While the knee is one of the strongest and most important joints in the human body, it is also one of the most complex, and it is easily injured due to that. That’s why you’re always supposed to wear kneepads when rollerblading or skateboarding! Because there are so many parts making up the knee though, you can only diagnose knee problems correctly if the correct part is identified as the cause of the issue. This article focuses on lateral knee pain, or outer knee pain.
The lateral area of the knee refers to the outside of the leg. These include the iliotibial band, the lateral collateral ligament and the lateral meniscus.

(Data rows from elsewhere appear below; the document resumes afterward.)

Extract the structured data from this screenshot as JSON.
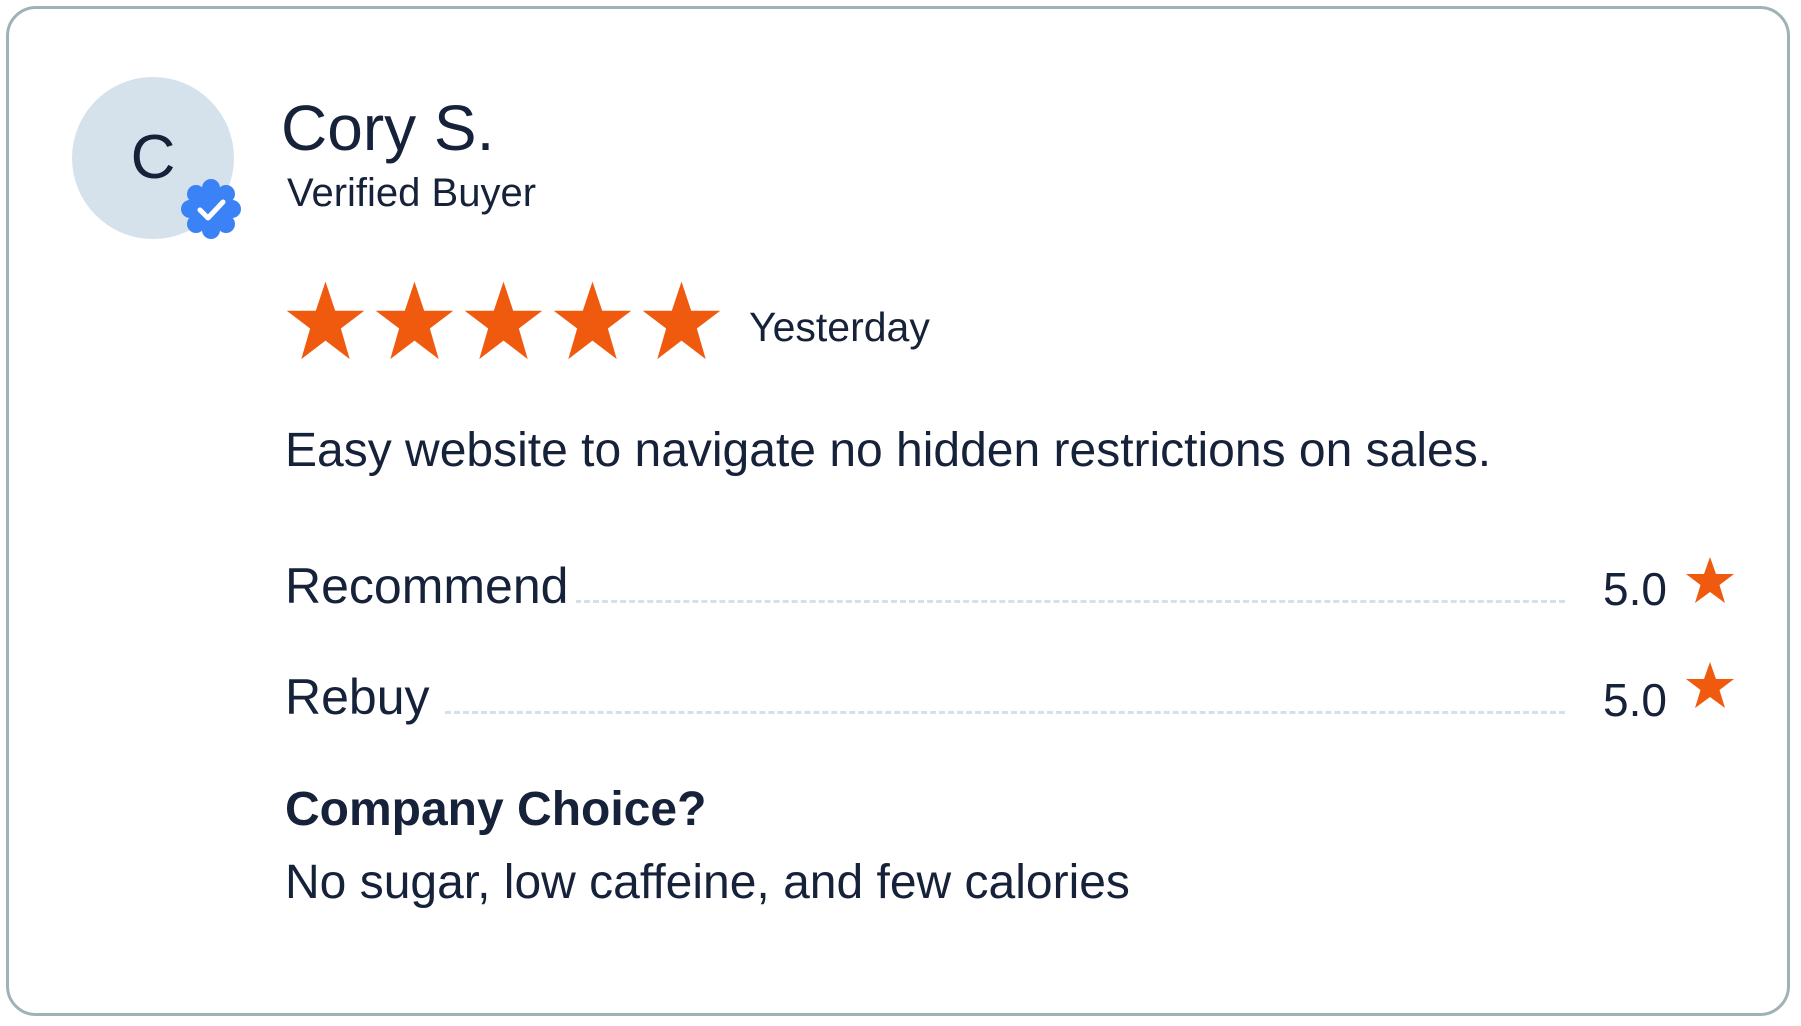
{
  "review": {
    "reviewer": {
      "initial": "C",
      "name": "Cory S.",
      "status": "Verified Buyer",
      "badge_icon": "verified-check-icon",
      "avatar_color": "#d5e2ec",
      "badge_color": "#3b82f6"
    },
    "rating": {
      "stars": 5,
      "max_stars": 5,
      "star_icon": "star-icon",
      "star_color": "#f05a0e"
    },
    "date": "Yesterday",
    "body": "Easy website to navigate no hidden restrictions on sales.",
    "attributes": [
      {
        "label": "Recommend",
        "value": "5.0"
      },
      {
        "label": "Rebuy",
        "value": "5.0"
      }
    ],
    "question": {
      "title": "Company Choice?",
      "answer": "No sugar, low caffeine, and few calories"
    }
  }
}
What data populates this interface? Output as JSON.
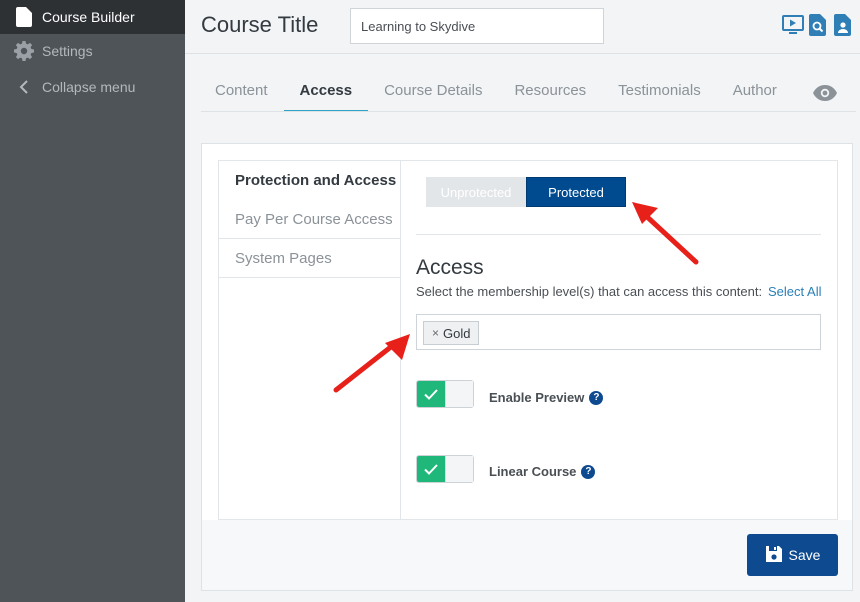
{
  "sidebar": {
    "items": [
      {
        "label": "Course Builder",
        "icon": "document-icon"
      },
      {
        "label": "Settings",
        "icon": "gear-icon"
      },
      {
        "label": "Collapse menu",
        "icon": "chevron-left-icon"
      }
    ]
  },
  "header": {
    "title": "Course Title",
    "course_name_value": "Learning to Skydive",
    "icons": [
      "video-icon",
      "search-doc-icon",
      "user-doc-icon"
    ]
  },
  "tabs": [
    {
      "label": "Content"
    },
    {
      "label": "Access"
    },
    {
      "label": "Course Details"
    },
    {
      "label": "Resources"
    },
    {
      "label": "Testimonials"
    },
    {
      "label": "Author"
    }
  ],
  "subnav": [
    {
      "label": "Protection and Access"
    },
    {
      "label": "Pay Per Course Access"
    },
    {
      "label": "System Pages"
    }
  ],
  "protection": {
    "unprotected_label": "Unprotected",
    "protected_label": "Protected",
    "selected": "Protected"
  },
  "access": {
    "heading": "Access",
    "description": "Select the membership level(s) that can access this content:",
    "select_all": "Select All",
    "levels": [
      {
        "label": "Gold",
        "remove": "×"
      }
    ]
  },
  "settings": {
    "enable_preview_label": "Enable Preview",
    "linear_course_label": "Linear Course",
    "help_glyph": "?"
  },
  "footer": {
    "save_label": "Save"
  },
  "colors": {
    "accent": "#0d4a8f",
    "tab_underline": "#2ea3c5",
    "toggle_on": "#1fb87a",
    "arrow": "#e8201a"
  }
}
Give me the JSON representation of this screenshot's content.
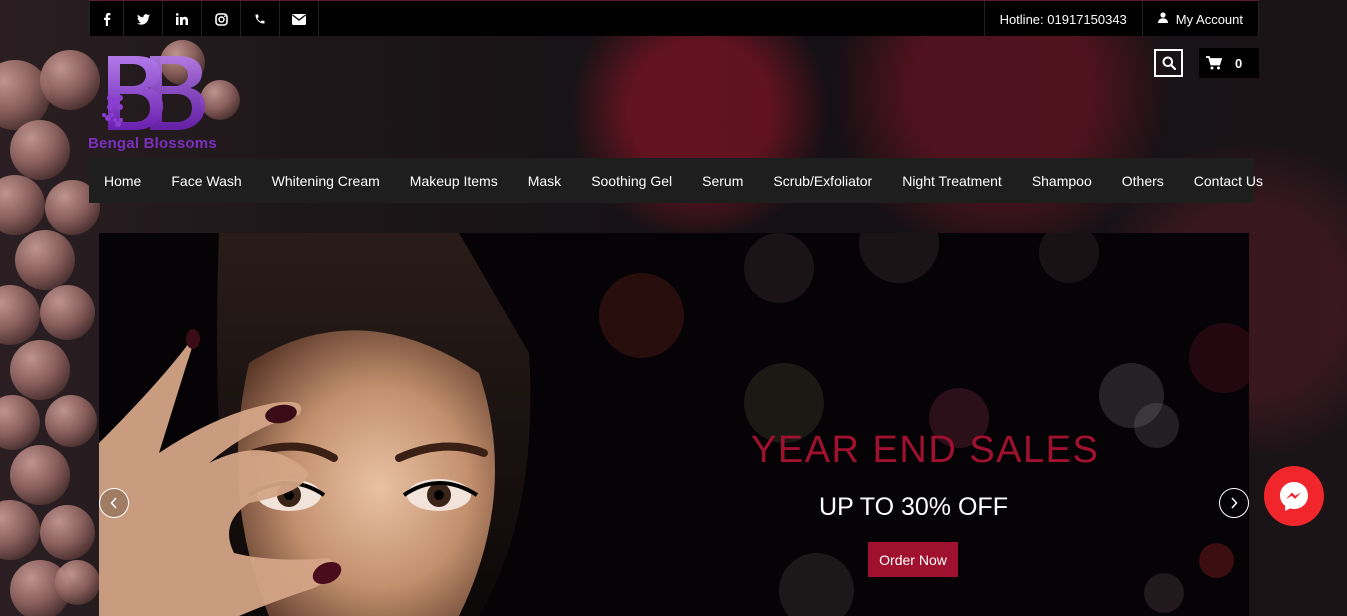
{
  "brand": {
    "name": "Bengal Blossoms",
    "colors": {
      "accent": "#a0112f",
      "logo": "#7b2fbf",
      "messenger": "#f0262c"
    }
  },
  "topbar": {
    "social": [
      {
        "name": "facebook-icon",
        "glyph": "f"
      },
      {
        "name": "twitter-icon",
        "glyph": "t"
      },
      {
        "name": "linkedin-icon",
        "glyph": "in"
      },
      {
        "name": "instagram-icon",
        "glyph": "ig"
      },
      {
        "name": "phone-icon",
        "glyph": "ph"
      },
      {
        "name": "envelope-icon",
        "glyph": "env"
      }
    ],
    "hotline": "Hotline: 01917150343",
    "account": "My Account"
  },
  "cart": {
    "count": "0"
  },
  "nav": {
    "items": [
      "Home",
      "Face Wash",
      "Whitening Cream",
      "Makeup Items",
      "Mask",
      "Soothing Gel",
      "Serum",
      "Scrub/Exfoliator",
      "Night Treatment",
      "Shampoo",
      "Others",
      "Contact Us"
    ]
  },
  "slider": {
    "headline": "YEAR END SALES",
    "subline": "UP TO 30% OFF",
    "button": "Order Now",
    "prev_icon": "chevron-left-icon",
    "next_icon": "chevron-right-icon"
  },
  "widgets": {
    "messenger_icon": "messenger-icon"
  }
}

The iliotibial band is connective tissue running down the outside of the thigh from the hip, along with the femur (thigh bone) to the patella (kneecap) and tibia (shin bone).

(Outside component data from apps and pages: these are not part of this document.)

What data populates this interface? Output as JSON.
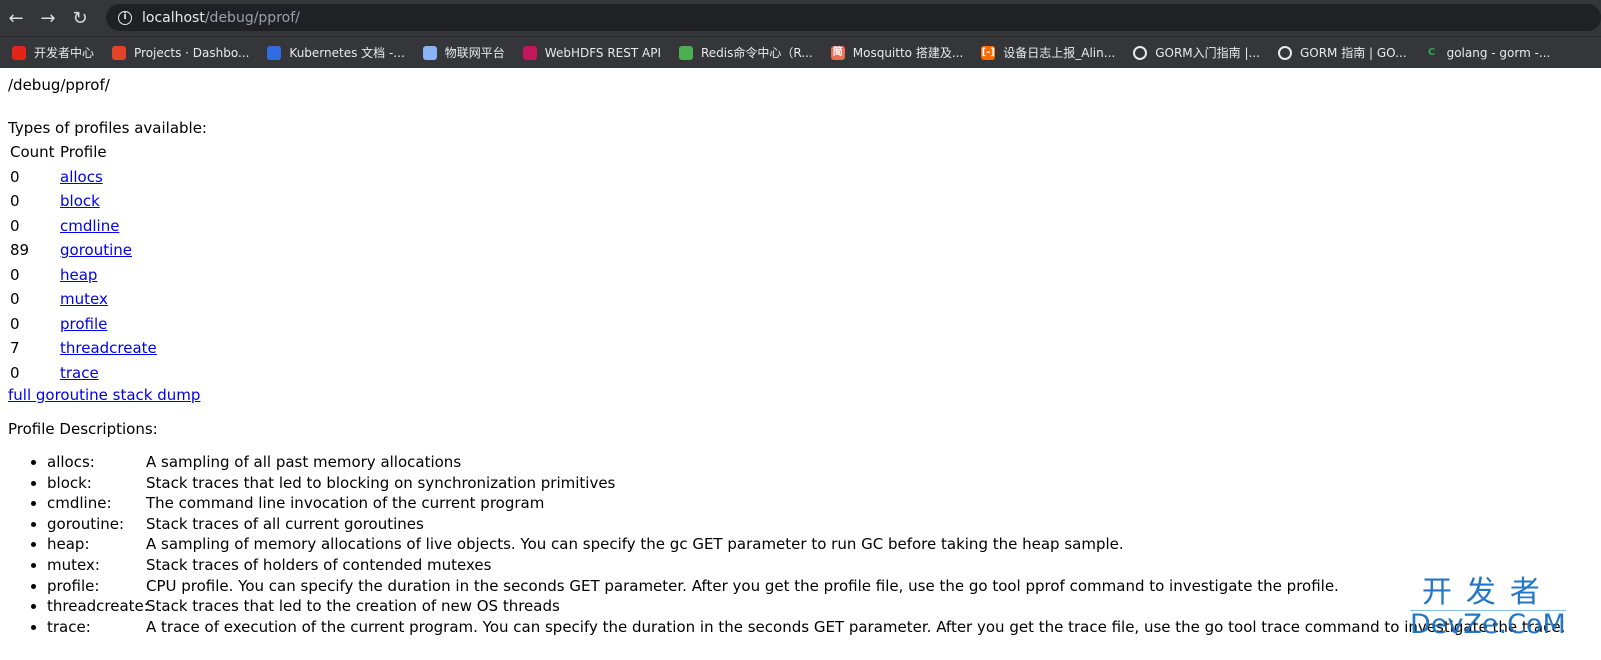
{
  "browser": {
    "address_host": "localhost",
    "address_path": "/debug/pprof/",
    "bookmarks": [
      {
        "label": "开发者中心",
        "icon": "aliyun-icon",
        "color": "#e1251b"
      },
      {
        "label": "Projects · Dashbo...",
        "icon": "gitlab-icon",
        "color": "#e24329"
      },
      {
        "label": "Kubernetes 文档 -...",
        "icon": "kubernetes-icon",
        "color": "#326ce5"
      },
      {
        "label": "物联网平台",
        "icon": "cloud-icon",
        "color": "#8ab4f8"
      },
      {
        "label": "WebHDFS REST API",
        "icon": "feather-icon",
        "color": "#c2185b"
      },
      {
        "label": "Redis命令中心（R...",
        "icon": "redis-stack-icon",
        "color": "#4caf50"
      },
      {
        "label": "Mosquitto 搭建及...",
        "icon": "jianshu-icon",
        "color": "#ea6f5a",
        "glyph": "简"
      },
      {
        "label": "设备日志上报_Alin...",
        "icon": "aliyun-bracket-icon",
        "color": "#ff6a00",
        "glyph": "[-]"
      },
      {
        "label": "GORM入门指南 |...",
        "icon": "globe-icon",
        "color": "#e8eaed"
      },
      {
        "label": "GORM 指南 | GO...",
        "icon": "globe-icon",
        "color": "#e8eaed"
      },
      {
        "label": "golang - gorm -...",
        "icon": "c-logo-icon",
        "color": "#2ea44f",
        "glyph": "C"
      }
    ]
  },
  "page": {
    "title": "/debug/pprof/",
    "types_heading": "Types of profiles available:",
    "table_headers": [
      "Count",
      "Profile"
    ],
    "profiles": [
      {
        "count": "0",
        "name": "allocs"
      },
      {
        "count": "0",
        "name": "block"
      },
      {
        "count": "0",
        "name": "cmdline"
      },
      {
        "count": "89",
        "name": "goroutine"
      },
      {
        "count": "0",
        "name": "heap"
      },
      {
        "count": "0",
        "name": "mutex"
      },
      {
        "count": "0",
        "name": "profile"
      },
      {
        "count": "7",
        "name": "threadcreate"
      },
      {
        "count": "0",
        "name": "trace"
      }
    ],
    "full_dump_link": "full goroutine stack dump",
    "descriptions_heading": "Profile Descriptions:",
    "descriptions": [
      {
        "name": "allocs:",
        "text": "A sampling of all past memory allocations"
      },
      {
        "name": "block:",
        "text": "Stack traces that led to blocking on synchronization primitives"
      },
      {
        "name": "cmdline:",
        "text": "The command line invocation of the current program"
      },
      {
        "name": "goroutine:",
        "text": "Stack traces of all current goroutines"
      },
      {
        "name": "heap:",
        "text": "A sampling of memory allocations of live objects. You can specify the gc GET parameter to run GC before taking the heap sample."
      },
      {
        "name": "mutex:",
        "text": "Stack traces of holders of contended mutexes"
      },
      {
        "name": "profile:",
        "text": "CPU profile. You can specify the duration in the seconds GET parameter. After you get the profile file, use the go tool pprof command to investigate the profile."
      },
      {
        "name": "threadcreate:",
        "text": "Stack traces that led to the creation of new OS threads"
      },
      {
        "name": "trace:",
        "text": "A trace of execution of the current program. You can specify the duration in the seconds GET parameter. After you get the trace file, use the go tool trace command to investigate the trace."
      }
    ]
  },
  "watermark": {
    "cn": "开发者",
    "en": "DevZe.CoM"
  }
}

Symptoms of lateral knee pain include pain and swelling which worsens with activity, bruising around the knee joint, instability, stiffness, and limited range of motion.
Activities which put strain on your knees like running and cycling can cause irritation at the point where the iliotibial band rubs against the femur, causing lateral knee pain. Normally, this area is protected by bursae, small fluid-filled sacs, but they can become inflamed and cause lateral knee pain. This is known as Iliotibial Band Friction Syndrome (ITBFS) and is worsened with poor hip control and posture – so make sure that you’re cycling or running with proper form.

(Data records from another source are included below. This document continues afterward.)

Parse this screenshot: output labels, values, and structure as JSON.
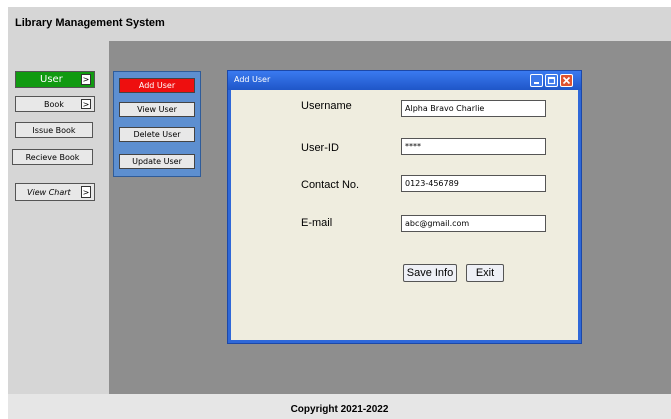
{
  "app": {
    "title": "Library Management System"
  },
  "sidebar": {
    "items": [
      {
        "label": "User",
        "arrow": ">"
      },
      {
        "label": "Book",
        "arrow": ">"
      },
      {
        "label": "Issue Book"
      },
      {
        "label": "Recieve Book"
      },
      {
        "label": "View Chart",
        "arrow": ">"
      }
    ]
  },
  "submenu": {
    "items": [
      "Add User",
      "View User",
      "Delete User",
      "Update User"
    ]
  },
  "dialog": {
    "title": "Add User",
    "fields": [
      {
        "label": "Username",
        "value": "Alpha Bravo Charlie"
      },
      {
        "label": "User-ID",
        "value": "****"
      },
      {
        "label": "Contact No.",
        "value": "0123-456789"
      },
      {
        "label": "E-mail",
        "value": "abc@gmail.com"
      }
    ],
    "save_label": "Save Info",
    "exit_label": "Exit"
  },
  "footer": {
    "copyright": "Copyright 2021-2022"
  },
  "colors": {
    "active_nav": "#119a11",
    "active_submenu": "#ee0f0f",
    "dialog_frame": "#2f68d8"
  }
}
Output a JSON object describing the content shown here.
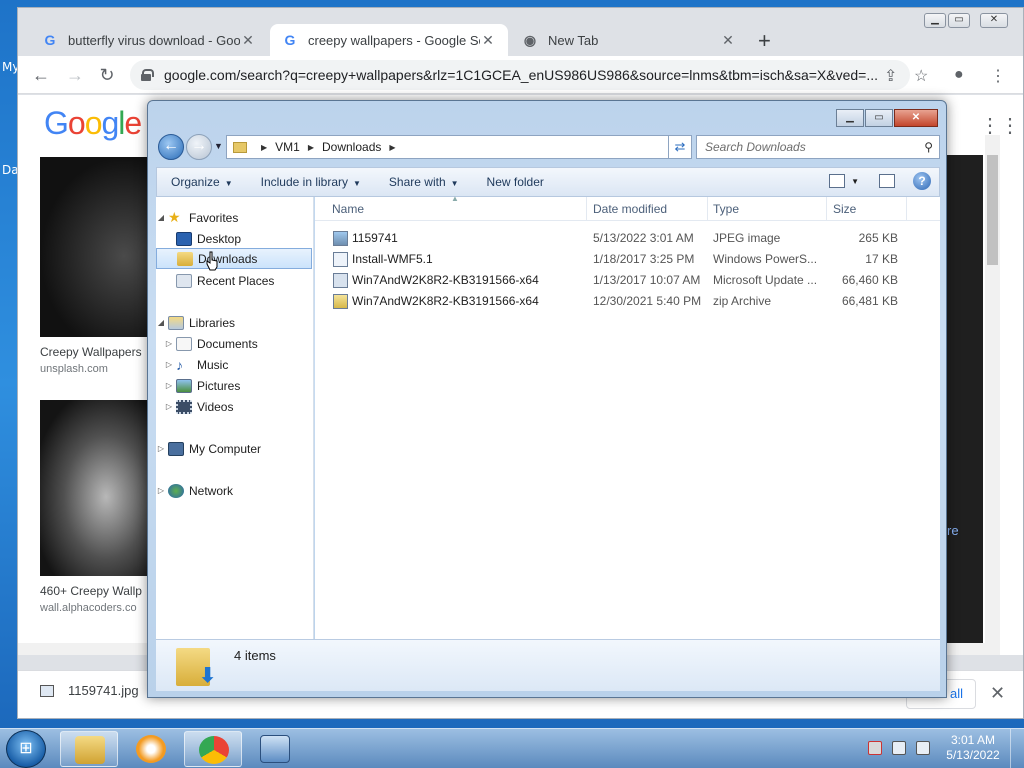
{
  "desktop": {
    "label_my": "My",
    "label_da": "Da"
  },
  "chrome": {
    "tabs": [
      {
        "title": "butterfly virus download - Googl",
        "favicon": "G"
      },
      {
        "title": "creepy wallpapers - Google Sear",
        "favicon": "G"
      },
      {
        "title": "New Tab",
        "favicon": "chrome-icon"
      }
    ],
    "url": "google.com/search?q=creepy+wallpapers&rlz=1C1GCEA_enUS986US986&source=lnms&tbm=isch&sa=X&ved=...",
    "results": [
      {
        "caption": "Creepy Wallpapers",
        "source": "unsplash.com"
      },
      {
        "caption": "460+ Creepy Wallp",
        "source": "wall.alphacoders.co"
      }
    ],
    "partial_text": "re",
    "download_bar": {
      "file": "1159741.jpg",
      "show_all": "all"
    }
  },
  "explorer": {
    "breadcrumb": [
      "VM1",
      "Downloads"
    ],
    "search_placeholder": "Search Downloads",
    "commands": [
      {
        "label": "Organize",
        "dropdown": true
      },
      {
        "label": "Include in library",
        "dropdown": true
      },
      {
        "label": "Share with",
        "dropdown": true
      },
      {
        "label": "New folder",
        "dropdown": false
      }
    ],
    "nav": {
      "favorites": "Favorites",
      "favorite_items": [
        "Desktop",
        "Downloads",
        "Recent Places"
      ],
      "libraries": "Libraries",
      "library_items": [
        "Documents",
        "Music",
        "Pictures",
        "Videos"
      ],
      "computer": "My Computer",
      "network": "Network"
    },
    "columns": [
      "Name",
      "Date modified",
      "Type",
      "Size"
    ],
    "files": [
      {
        "name": "1159741",
        "date": "5/13/2022 3:01 AM",
        "type": "JPEG image",
        "size": "265 KB"
      },
      {
        "name": "Install-WMF5.1",
        "date": "1/18/2017 3:25 PM",
        "type": "Windows PowerS...",
        "size": "17 KB"
      },
      {
        "name": "Win7AndW2K8R2-KB3191566-x64",
        "date": "1/13/2017 10:07 AM",
        "type": "Microsoft Update ...",
        "size": "66,460 KB"
      },
      {
        "name": "Win7AndW2K8R2-KB3191566-x64",
        "date": "12/30/2021 5:40 PM",
        "type": "zip Archive",
        "size": "66,481 KB"
      }
    ],
    "item_count": "4 items"
  },
  "taskbar": {
    "time": "3:01 AM",
    "date": "5/13/2022"
  }
}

The lateral collateral ligament connects the femur to the fibula (calf bone) and is most commonly injured due to direct trauma such as twisting or being tackled. This sudden stress on the ligament causes it to stretch and cause lateral knee pain, or if it is severe enough, tear. In the latter case, medical attention will be required immediately, as tearing a ligament is very serious (and painful).
The lateral meniscus is a formation of crescent-shaped, thick cartilage that lies on top of the tibia and stabilizes the knee while also acting as a shock absorber for the knee joint. The meniscus can be torn during a twisting motion such as during a bad fall, or it may degenerate over time with wear and tear, eventually leading to weak knees in old age while causing lateral knee pain in the meantime.
The treatment for lateral knee pain varies according to what caused it, and which part of the knee was injured. For instance, lateral knee pain caused by poor walking patterns or excessive pressure put on the knees may require you to wear orthotics to correct your posture and possibly lose weight to reduce the pressure put on your knees, and avoid carrying heavy objects. If you have chronic lateral knee pain, we recommend seeing a podiatrist to see what should be done for your situation.